Dataset rows for apps and sites:
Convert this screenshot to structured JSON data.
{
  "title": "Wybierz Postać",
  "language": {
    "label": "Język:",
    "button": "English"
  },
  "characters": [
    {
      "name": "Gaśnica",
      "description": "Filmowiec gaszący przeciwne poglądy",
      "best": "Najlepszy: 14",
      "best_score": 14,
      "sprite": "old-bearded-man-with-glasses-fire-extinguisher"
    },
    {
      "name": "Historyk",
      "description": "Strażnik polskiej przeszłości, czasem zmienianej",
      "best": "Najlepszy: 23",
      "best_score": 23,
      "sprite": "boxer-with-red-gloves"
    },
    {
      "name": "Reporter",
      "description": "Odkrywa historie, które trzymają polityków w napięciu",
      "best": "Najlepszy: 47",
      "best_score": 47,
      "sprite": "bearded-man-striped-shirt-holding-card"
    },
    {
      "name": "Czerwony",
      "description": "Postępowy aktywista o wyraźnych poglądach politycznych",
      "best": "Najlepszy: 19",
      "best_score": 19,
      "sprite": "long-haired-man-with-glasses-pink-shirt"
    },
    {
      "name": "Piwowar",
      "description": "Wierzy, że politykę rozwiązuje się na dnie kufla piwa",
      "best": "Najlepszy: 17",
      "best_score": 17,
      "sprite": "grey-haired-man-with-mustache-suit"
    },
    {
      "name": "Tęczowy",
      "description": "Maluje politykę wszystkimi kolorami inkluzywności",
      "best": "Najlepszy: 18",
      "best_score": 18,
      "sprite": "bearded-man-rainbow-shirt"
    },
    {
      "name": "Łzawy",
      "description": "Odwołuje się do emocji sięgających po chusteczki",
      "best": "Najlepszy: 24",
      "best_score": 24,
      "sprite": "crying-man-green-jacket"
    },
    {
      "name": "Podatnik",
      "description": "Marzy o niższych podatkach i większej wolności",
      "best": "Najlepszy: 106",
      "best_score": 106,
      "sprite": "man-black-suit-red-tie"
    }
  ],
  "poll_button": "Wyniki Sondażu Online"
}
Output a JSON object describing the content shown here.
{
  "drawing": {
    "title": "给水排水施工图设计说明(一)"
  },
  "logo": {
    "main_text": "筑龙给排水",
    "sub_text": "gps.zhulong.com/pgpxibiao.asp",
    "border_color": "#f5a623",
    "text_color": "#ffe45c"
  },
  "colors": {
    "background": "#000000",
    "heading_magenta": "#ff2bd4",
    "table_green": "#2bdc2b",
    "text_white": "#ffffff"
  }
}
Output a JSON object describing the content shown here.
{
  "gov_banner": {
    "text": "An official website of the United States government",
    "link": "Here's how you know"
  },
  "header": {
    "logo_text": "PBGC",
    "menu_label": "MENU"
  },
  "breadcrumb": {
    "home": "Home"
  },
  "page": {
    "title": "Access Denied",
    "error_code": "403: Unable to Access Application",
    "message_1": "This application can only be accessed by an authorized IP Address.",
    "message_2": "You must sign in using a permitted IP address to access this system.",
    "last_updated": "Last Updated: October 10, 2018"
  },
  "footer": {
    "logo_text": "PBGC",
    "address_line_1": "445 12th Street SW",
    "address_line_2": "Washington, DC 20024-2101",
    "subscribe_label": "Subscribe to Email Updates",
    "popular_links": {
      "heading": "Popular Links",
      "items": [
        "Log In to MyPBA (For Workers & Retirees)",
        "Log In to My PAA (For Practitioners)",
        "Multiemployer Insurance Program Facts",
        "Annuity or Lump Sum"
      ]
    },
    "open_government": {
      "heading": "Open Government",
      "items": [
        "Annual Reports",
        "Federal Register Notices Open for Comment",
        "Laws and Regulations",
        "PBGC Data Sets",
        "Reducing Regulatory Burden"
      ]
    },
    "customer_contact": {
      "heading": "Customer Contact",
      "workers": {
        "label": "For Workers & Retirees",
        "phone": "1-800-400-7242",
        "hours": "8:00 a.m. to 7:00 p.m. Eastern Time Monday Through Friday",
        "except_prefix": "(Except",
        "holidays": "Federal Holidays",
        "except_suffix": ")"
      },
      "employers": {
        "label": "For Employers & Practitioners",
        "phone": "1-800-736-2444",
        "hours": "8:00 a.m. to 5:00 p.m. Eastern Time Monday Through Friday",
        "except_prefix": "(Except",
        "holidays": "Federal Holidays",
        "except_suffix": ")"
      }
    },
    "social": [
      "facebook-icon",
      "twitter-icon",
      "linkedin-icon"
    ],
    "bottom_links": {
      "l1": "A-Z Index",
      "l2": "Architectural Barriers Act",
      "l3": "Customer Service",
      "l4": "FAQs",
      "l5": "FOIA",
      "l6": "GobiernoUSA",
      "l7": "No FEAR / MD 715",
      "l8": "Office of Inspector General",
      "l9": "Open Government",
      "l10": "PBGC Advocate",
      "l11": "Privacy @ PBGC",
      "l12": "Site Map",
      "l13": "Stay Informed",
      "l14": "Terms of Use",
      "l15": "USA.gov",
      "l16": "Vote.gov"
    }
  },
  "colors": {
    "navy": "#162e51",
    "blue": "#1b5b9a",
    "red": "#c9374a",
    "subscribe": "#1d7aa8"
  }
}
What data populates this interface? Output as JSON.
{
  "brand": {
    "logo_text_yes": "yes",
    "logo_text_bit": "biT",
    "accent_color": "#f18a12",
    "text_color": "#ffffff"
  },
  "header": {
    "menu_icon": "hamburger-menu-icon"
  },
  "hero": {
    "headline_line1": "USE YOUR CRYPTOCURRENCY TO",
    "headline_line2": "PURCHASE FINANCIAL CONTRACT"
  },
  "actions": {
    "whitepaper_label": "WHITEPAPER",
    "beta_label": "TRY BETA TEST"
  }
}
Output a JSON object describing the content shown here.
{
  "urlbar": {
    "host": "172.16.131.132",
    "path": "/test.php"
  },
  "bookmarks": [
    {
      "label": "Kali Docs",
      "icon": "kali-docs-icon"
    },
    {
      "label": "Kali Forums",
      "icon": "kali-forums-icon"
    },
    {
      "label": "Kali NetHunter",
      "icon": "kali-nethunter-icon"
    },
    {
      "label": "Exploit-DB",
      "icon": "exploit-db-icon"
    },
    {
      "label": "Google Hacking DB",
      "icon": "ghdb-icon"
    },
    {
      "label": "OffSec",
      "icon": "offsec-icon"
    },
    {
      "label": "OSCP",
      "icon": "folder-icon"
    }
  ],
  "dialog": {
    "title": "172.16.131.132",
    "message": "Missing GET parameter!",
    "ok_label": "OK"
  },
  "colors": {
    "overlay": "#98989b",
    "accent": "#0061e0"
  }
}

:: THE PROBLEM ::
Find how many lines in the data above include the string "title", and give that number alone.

:: SOLVED EXERCISE ::
4